For all the good it would do, New York Rep. Nydia Velázquez warned that the tax bill would hit the already-struggling island -- where, oh yeah, only 70 percent of the electrical grid is restored after three months -- with an "economic hurricane":
“Puerto Rico is in the grip of a humanitarian crisis,” she fumed on the House floor. “Let’s be clear: Puerto Ricans are American citizens. They fight in our wars, many of them laying down their lives for our freedoms. Yet this bill continues treating Puerto Rico differently than the rest of the United States.”
Velázquez noted that Speaker Paul Ryan and House Majority Leader Kevin McCarthy had made a big show of traveling to Puerto Rico and promising to help the island's residents recover from Maria:
“They looked the people of Puerto Rico in the eye and made promises to help them,” she said. “This is how you help Puerto Rico?”
No, the House leaders' offices didn't have any comment on her criticism. They were too busy celebrating making America rich again.
Puerto Rico's governor, Ricardo Rosselló, condemned the tax measures, saying they would have a negative impact on half of the Puerto Rican economy, affecting 30 percent of the island's governmental revenue and as many as 250,000 jobs in an economy where unemployment has sharply increased following the economic crisis and then the hurricane.

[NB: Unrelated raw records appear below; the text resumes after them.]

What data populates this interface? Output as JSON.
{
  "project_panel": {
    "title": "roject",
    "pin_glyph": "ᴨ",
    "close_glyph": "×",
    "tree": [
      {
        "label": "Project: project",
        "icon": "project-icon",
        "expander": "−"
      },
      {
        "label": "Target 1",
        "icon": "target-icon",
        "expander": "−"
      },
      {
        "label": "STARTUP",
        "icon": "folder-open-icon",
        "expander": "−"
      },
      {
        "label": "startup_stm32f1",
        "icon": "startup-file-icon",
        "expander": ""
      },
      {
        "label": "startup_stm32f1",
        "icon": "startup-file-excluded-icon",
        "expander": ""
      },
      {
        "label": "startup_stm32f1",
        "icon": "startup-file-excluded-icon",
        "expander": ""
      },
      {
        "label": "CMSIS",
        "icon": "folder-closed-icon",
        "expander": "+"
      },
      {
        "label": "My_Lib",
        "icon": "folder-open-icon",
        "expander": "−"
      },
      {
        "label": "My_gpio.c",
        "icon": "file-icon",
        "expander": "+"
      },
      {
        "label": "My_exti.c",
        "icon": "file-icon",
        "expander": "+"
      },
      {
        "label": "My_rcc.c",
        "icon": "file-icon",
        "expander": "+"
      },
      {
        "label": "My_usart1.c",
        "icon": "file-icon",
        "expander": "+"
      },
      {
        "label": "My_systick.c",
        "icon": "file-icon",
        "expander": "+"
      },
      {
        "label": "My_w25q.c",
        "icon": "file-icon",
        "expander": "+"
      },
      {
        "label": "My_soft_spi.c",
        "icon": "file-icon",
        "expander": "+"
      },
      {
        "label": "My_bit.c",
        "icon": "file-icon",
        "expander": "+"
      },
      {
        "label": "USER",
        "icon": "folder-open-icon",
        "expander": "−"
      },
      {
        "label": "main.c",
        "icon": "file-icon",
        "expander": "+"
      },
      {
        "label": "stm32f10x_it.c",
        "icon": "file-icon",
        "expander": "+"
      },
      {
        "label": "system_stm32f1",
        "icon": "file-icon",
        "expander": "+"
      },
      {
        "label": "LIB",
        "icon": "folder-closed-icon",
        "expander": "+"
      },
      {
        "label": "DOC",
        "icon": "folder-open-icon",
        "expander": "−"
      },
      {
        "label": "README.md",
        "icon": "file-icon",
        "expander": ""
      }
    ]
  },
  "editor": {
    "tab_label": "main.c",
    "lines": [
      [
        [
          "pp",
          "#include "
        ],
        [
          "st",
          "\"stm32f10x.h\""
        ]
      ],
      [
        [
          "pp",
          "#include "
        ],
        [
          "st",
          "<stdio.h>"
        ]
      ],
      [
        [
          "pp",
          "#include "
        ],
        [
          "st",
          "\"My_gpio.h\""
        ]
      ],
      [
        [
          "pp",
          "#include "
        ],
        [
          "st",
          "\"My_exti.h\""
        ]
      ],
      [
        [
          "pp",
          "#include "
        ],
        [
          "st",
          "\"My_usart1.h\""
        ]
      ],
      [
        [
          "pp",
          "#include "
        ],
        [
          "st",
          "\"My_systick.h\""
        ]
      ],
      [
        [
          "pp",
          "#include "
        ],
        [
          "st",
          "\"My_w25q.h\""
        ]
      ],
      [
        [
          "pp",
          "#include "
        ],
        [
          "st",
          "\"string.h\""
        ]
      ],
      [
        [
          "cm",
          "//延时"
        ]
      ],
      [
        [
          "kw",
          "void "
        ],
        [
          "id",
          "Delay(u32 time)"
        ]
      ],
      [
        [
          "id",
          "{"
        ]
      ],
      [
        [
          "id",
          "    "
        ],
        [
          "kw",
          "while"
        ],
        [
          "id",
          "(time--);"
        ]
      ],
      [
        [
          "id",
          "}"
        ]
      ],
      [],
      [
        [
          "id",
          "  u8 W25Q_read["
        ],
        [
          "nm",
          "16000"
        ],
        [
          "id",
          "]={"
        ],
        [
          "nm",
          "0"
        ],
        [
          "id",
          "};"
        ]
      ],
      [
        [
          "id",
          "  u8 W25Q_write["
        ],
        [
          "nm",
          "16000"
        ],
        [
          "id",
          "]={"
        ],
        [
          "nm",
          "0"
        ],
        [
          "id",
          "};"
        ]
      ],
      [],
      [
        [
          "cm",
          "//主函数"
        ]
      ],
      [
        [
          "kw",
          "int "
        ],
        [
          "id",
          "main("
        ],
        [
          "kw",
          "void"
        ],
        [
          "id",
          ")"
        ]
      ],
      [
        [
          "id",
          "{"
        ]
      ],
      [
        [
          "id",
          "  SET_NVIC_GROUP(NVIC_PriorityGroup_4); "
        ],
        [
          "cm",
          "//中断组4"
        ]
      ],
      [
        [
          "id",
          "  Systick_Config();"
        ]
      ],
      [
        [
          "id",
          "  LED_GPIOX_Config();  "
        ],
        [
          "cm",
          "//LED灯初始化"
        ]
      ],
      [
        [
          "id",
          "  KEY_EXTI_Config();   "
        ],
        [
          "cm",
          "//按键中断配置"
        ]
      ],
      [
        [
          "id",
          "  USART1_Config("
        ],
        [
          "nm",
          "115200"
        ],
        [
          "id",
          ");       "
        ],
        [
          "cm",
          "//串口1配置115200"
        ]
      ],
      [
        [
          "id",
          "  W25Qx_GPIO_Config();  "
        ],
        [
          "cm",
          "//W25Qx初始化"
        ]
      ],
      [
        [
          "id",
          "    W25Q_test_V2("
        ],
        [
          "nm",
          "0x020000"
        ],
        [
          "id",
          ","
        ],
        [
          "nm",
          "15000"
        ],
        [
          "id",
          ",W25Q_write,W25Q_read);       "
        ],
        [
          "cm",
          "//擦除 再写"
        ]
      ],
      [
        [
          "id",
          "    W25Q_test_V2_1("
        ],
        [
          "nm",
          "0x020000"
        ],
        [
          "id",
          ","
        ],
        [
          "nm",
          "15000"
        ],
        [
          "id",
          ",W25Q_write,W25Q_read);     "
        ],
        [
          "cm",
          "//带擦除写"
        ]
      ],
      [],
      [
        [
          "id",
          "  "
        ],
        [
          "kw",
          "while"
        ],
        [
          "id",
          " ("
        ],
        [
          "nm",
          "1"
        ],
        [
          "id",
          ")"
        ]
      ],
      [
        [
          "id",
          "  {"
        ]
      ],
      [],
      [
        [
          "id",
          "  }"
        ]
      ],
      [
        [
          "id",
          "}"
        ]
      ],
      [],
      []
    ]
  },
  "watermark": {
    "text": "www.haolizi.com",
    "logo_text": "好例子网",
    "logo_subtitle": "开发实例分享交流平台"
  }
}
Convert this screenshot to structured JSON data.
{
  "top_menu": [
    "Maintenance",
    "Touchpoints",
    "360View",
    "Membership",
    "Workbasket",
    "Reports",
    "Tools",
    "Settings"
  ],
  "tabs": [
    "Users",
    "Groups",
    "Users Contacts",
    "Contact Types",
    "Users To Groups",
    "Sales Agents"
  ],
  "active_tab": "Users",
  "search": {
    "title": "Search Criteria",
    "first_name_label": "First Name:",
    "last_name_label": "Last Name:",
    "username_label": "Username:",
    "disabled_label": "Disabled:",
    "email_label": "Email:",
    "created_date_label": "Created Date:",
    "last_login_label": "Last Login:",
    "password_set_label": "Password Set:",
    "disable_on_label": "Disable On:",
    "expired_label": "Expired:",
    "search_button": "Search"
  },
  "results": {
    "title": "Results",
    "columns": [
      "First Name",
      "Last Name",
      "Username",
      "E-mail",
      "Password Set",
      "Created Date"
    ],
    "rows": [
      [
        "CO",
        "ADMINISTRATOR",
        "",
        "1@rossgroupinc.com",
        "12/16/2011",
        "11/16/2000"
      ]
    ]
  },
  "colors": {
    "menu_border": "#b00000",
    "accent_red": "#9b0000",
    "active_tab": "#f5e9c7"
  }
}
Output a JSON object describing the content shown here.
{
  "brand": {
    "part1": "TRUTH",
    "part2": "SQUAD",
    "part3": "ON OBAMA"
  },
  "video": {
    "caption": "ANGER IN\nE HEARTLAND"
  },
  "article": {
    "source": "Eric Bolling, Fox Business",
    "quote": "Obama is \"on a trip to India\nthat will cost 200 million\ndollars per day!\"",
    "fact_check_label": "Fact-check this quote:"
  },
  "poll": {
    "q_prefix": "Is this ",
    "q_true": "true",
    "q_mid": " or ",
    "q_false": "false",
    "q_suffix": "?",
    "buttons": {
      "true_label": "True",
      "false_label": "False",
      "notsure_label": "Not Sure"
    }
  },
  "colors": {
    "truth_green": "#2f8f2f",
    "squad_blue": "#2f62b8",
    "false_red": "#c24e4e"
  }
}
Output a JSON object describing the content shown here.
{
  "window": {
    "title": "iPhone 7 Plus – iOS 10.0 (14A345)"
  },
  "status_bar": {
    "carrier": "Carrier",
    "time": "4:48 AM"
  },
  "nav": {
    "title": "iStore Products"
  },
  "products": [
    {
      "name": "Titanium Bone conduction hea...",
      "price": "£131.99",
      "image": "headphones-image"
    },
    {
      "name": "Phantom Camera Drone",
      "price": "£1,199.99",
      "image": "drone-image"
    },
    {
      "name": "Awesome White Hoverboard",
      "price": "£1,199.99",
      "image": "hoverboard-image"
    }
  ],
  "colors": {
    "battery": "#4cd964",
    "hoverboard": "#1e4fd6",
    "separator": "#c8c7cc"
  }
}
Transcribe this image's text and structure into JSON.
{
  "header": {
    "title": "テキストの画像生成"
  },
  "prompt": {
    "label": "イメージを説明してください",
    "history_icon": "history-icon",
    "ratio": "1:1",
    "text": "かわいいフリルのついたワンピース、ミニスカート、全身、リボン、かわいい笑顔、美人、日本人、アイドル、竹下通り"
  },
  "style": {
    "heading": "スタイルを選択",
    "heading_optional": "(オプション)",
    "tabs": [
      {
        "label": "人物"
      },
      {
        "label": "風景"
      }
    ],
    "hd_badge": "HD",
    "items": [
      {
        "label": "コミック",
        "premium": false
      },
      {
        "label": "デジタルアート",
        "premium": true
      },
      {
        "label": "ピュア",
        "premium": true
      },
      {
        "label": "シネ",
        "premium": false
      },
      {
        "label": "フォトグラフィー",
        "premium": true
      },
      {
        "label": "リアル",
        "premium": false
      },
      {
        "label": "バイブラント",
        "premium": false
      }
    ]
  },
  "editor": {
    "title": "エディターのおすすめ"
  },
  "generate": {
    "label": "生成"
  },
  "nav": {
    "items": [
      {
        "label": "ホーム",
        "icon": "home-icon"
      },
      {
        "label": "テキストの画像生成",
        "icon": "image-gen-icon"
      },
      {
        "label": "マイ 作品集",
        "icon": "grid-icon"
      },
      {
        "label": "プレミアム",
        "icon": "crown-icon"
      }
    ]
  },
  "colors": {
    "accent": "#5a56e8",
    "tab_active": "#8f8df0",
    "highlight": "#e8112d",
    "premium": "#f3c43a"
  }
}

In an interview with the Miami Herald, he called out Republicans for their empty promises:
“Many senators and congressman came to Puerto Rico and they pledged their support. But when the time came to support Puerto Rico, they essentially bailed,” Rosselló said. “I am very disappointed with the fact the Senator (Marco) Rubio is going to be voting for this tax bill particularly when we had the opportunity to address the potentially devastating effects on Puerto Rico.”
Florida Rep. Darren Soto, the only Puerto Rican in Florida's Congressional delegation, warned that Republicans who've screwed over Puerto Ricans with this tax bill may reap the whirlwind, with votes. The island may have no direct power in Congress, but Puerto Ricans on the mainland are going to remember this in November:
"If nothing changes (in the tax bill) it’s going to explode, there’s even more Puerto Ricans arriving in Florida,” Soto said. “They already have a bad taste in their mouth because of Trump, and this is going to add more salt to the wounds. With a million of us already here and 250,000 more arriving in the last two months, I would imagine that would be enough political pressure."
Attention Florida Democrats: You've got a lot of very pissed, very eligible voters arriving. Make sure they get the help they need to navigate the roadblocks to voter registration the Rs are so fond of, and turn that state purple.